Data records:
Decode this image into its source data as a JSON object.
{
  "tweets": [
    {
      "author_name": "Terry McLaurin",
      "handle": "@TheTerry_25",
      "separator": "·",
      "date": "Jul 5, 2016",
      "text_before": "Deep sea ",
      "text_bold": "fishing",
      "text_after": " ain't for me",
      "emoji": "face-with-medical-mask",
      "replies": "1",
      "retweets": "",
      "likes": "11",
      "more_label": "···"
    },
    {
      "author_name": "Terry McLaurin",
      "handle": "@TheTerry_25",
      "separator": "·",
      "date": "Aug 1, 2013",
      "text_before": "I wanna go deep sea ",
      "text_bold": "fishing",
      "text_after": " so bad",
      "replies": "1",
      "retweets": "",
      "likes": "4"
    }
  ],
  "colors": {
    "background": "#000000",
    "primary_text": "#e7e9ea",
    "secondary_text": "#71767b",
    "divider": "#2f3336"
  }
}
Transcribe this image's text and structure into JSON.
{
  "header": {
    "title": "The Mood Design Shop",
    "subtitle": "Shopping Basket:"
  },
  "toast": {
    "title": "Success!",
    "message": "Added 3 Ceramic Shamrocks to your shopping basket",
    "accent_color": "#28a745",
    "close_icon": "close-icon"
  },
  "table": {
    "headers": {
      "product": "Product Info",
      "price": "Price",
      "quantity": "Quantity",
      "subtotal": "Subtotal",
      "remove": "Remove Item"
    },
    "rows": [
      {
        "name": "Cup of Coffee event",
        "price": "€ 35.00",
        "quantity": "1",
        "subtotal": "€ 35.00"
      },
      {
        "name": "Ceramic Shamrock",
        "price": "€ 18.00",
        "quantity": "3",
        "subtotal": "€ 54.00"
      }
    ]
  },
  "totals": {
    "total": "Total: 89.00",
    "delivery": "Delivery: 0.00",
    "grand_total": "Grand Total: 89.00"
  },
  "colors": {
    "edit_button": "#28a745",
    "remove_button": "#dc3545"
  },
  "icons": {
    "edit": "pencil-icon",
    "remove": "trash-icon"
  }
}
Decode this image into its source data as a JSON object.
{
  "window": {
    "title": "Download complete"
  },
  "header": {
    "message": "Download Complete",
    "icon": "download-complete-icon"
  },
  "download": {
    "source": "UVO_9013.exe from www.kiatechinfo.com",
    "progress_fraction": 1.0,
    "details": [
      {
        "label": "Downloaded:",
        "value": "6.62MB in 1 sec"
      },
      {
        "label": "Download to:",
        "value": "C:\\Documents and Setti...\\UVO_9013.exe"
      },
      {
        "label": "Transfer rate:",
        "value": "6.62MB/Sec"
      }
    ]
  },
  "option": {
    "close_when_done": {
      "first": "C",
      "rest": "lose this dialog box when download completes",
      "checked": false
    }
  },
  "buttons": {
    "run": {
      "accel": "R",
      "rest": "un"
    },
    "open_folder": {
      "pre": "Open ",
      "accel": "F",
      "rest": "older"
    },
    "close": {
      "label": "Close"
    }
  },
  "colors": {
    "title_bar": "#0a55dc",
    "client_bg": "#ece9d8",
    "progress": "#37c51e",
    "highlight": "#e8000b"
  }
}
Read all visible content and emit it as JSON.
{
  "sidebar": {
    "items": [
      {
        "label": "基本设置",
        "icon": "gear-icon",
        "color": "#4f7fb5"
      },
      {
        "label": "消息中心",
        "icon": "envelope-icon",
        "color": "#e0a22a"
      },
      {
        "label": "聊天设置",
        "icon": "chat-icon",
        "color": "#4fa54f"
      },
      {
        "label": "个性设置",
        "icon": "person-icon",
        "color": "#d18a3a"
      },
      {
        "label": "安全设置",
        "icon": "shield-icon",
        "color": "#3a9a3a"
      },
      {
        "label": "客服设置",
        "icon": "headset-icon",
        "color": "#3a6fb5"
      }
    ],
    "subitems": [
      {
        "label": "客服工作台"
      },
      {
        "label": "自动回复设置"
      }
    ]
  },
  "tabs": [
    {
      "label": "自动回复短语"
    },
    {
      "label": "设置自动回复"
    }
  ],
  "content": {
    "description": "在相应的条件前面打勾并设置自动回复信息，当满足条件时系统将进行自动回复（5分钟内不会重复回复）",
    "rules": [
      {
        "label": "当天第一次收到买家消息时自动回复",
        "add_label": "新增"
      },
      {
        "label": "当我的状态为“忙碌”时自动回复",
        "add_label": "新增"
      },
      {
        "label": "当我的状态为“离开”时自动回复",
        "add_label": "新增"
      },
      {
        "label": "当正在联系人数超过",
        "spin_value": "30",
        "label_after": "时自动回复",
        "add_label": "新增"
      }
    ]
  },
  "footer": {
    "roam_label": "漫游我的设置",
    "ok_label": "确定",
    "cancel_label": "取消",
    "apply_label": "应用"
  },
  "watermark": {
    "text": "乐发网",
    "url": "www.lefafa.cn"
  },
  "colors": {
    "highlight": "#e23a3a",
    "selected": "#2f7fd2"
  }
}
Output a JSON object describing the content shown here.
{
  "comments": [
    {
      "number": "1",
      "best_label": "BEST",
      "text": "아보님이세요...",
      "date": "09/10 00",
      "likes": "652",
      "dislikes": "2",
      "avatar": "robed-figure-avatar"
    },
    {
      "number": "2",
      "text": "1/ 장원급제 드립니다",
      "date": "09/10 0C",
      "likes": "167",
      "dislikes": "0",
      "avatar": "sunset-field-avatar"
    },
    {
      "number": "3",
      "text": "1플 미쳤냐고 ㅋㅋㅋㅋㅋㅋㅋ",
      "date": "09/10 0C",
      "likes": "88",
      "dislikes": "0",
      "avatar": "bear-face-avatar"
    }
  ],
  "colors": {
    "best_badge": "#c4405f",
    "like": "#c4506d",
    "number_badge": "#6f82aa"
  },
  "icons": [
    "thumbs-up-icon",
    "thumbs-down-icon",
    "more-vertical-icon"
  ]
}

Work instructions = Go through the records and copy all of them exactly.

The completed task =
Decode this image into its source data as a JSON object.
{
  "tweets": [
    {
      "author_name": "Terry McLaurin",
      "handle": "@TheTerry_25",
      "separator": "·",
      "date": "Jul 5, 2016",
      "text_before": "Deep sea ",
      "text_bold": "fishing",
      "text_after": " ain't for me",
      "emoji": "face-with-medical-mask",
      "replies": "1",
      "retweets": "",
      "likes": "11",
      "more_label": "···"
    },
    {
      "author_name": "Terry McLaurin",
      "handle": "@TheTerry_25",
      "separator": "·",
      "date": "Aug 1, 2013",
      "text_before": "I wanna go deep sea ",
      "text_bold": "fishing",
      "text_after": " so bad",
      "replies": "1",
      "retweets": "",
      "likes": "4"
    }
  ],
  "colors": {
    "background": "#000000",
    "primary_text": "#e7e9ea",
    "secondary_text": "#71767b",
    "divider": "#2f3336"
  }
}
Transcribe this image's text and structure into JSON.
{
  "header": {
    "title": "The Mood Design Shop",
    "subtitle": "Shopping Basket:"
  },
  "toast": {
    "title": "Success!",
    "message": "Added 3 Ceramic Shamrocks to your shopping basket",
    "accent_color": "#28a745",
    "close_icon": "close-icon"
  },
  "table": {
    "headers": {
      "product": "Product Info",
      "price": "Price",
      "quantity": "Quantity",
      "subtotal": "Subtotal",
      "remove": "Remove Item"
    },
    "rows": [
      {
        "name": "Cup of Coffee event",
        "price": "€ 35.00",
        "quantity": "1",
        "subtotal": "€ 35.00"
      },
      {
        "name": "Ceramic Shamrock",
        "price": "€ 18.00",
        "quantity": "3",
        "subtotal": "€ 54.00"
      }
    ]
  },
  "totals": {
    "total": "Total: 89.00",
    "delivery": "Delivery: 0.00",
    "grand_total": "Grand Total: 89.00"
  },
  "colors": {
    "edit_button": "#28a745",
    "remove_button": "#dc3545"
  },
  "icons": {
    "edit": "pencil-icon",
    "remove": "trash-icon"
  }
}
Decode this image into its source data as a JSON object.
{
  "window": {
    "title": "Download complete"
  },
  "header": {
    "message": "Download Complete",
    "icon": "download-complete-icon"
  },
  "download": {
    "source": "UVO_9013.exe from www.kiatechinfo.com",
    "progress_fraction": 1.0,
    "details": [
      {
        "label": "Downloaded:",
        "value": "6.62MB in 1 sec"
      },
      {
        "label": "Download to:",
        "value": "C:\\Documents and Setti...\\UVO_9013.exe"
      },
      {
        "label": "Transfer rate:",
        "value": "6.62MB/Sec"
      }
    ]
  },
  "option": {
    "close_when_done": {
      "first": "C",
      "rest": "lose this dialog box when download completes",
      "checked": false
    }
  },
  "buttons": {
    "run": {
      "accel": "R",
      "rest": "un"
    },
    "open_folder": {
      "pre": "Open ",
      "accel": "F",
      "rest": "older"
    },
    "close": {
      "label": "Close"
    }
  },
  "colors": {
    "title_bar": "#0a55dc",
    "client_bg": "#ece9d8",
    "progress": "#37c51e",
    "highlight": "#e8000b"
  }
}
Read all visible content and emit it as JSON.
{
  "sidebar": {
    "items": [
      {
        "label": "基本设置",
        "icon": "gear-icon",
        "color": "#4f7fb5"
      },
      {
        "label": "消息中心",
        "icon": "envelope-icon",
        "color": "#e0a22a"
      },
      {
        "label": "聊天设置",
        "icon": "chat-icon",
        "color": "#4fa54f"
      },
      {
        "label": "个性设置",
        "icon": "person-icon",
        "color": "#d18a3a"
      },
      {
        "label": "安全设置",
        "icon": "shield-icon",
        "color": "#3a9a3a"
      },
      {
        "label": "客服设置",
        "icon": "headset-icon",
        "color": "#3a6fb5"
      }
    ],
    "subitems": [
      {
        "label": "客服工作台"
      },
      {
        "label": "自动回复设置"
      }
    ]
  },
  "tabs": [
    {
      "label": "自动回复短语"
    },
    {
      "label": "设置自动回复"
    }
  ],
  "content": {
    "description": "在相应的条件前面打勾并设置自动回复信息，当满足条件时系统将进行自动回复（5分钟内不会重复回复）",
    "rules": [
      {
        "label": "当天第一次收到买家消息时自动回复",
        "add_label": "新增"
      },
      {
        "label": "当我的状态为“忙碌”时自动回复",
        "add_label": "新增"
      },
      {
        "label": "当我的状态为“离开”时自动回复",
        "add_label": "新增"
      },
      {
        "label": "当正在联系人数超过",
        "spin_value": "30",
        "label_after": "时自动回复",
        "add_label": "新增"
      }
    ]
  },
  "footer": {
    "roam_label": "漫游我的设置",
    "ok_label": "确定",
    "cancel_label": "取消",
    "apply_label": "应用"
  },
  "watermark": {
    "text": "乐发网",
    "url": "www.lefafa.cn"
  },
  "colors": {
    "highlight": "#e23a3a",
    "selected": "#2f7fd2"
  }
}
Output a JSON object describing the content shown here.
{
  "comments": [
    {
      "number": "1",
      "best_label": "BEST",
      "text": "아보님이세요...",
      "date": "09/10 00",
      "likes": "652",
      "dislikes": "2",
      "avatar": "robed-figure-avatar"
    },
    {
      "number": "2",
      "text": "1/ 장원급제 드립니다",
      "date": "09/10 0C",
      "likes": "167",
      "dislikes": "0",
      "avatar": "sunset-field-avatar"
    },
    {
      "number": "3",
      "text": "1플 미쳤냐고 ㅋㅋㅋㅋㅋㅋㅋ",
      "date": "09/10 0C",
      "likes": "88",
      "dislikes": "0",
      "avatar": "bear-face-avatar"
    }
  ],
  "colors": {
    "best_badge": "#c4405f",
    "like": "#c4506d",
    "number_badge": "#6f82aa"
  },
  "icons": [
    "thumbs-up-icon",
    "thumbs-down-icon",
    "more-vertical-icon"
  ]
}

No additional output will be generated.